** Try it **
Copy each line of the entries that contains the word "type".

Stored records:
--------------------------------------------------
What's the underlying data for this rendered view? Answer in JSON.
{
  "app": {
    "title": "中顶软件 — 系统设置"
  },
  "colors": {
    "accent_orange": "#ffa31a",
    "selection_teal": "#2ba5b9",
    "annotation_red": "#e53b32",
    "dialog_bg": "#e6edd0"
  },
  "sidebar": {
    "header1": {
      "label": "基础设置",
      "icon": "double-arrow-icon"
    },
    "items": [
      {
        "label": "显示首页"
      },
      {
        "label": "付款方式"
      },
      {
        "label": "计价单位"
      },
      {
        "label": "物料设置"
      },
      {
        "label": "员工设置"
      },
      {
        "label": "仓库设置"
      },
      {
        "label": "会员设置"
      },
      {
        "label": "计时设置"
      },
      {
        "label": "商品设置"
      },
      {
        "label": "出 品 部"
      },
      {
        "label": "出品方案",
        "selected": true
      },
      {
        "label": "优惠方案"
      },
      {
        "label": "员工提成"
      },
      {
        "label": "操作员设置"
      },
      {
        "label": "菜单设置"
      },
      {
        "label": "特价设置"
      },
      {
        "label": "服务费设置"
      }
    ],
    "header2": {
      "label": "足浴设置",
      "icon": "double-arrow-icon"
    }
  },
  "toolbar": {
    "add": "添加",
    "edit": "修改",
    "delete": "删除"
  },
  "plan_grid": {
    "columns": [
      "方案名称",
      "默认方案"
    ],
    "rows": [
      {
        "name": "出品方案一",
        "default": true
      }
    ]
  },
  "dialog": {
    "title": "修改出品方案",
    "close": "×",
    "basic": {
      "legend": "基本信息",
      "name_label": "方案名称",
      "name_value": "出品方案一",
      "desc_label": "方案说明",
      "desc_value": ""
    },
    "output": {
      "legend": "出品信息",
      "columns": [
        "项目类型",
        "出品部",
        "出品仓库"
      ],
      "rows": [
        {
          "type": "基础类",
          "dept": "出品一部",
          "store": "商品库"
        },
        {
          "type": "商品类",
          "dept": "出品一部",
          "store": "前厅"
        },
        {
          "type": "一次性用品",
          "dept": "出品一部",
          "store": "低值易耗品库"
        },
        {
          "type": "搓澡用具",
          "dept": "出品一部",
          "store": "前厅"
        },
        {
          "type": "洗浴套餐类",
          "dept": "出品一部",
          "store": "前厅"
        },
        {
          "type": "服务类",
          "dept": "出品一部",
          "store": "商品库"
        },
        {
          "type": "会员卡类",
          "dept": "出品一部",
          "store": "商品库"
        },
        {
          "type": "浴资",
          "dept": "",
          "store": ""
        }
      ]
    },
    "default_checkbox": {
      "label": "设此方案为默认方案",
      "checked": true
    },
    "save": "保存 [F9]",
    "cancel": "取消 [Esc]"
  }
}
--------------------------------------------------
** Exercise result **
          "type": "基础类",
          "type": "商品类",
          "type": "一次性用品",
          "type": "搓澡用具",
          "type": "洗浴套餐类",
          "type": "服务类",
          "type": "会员卡类",
          "type": "浴资",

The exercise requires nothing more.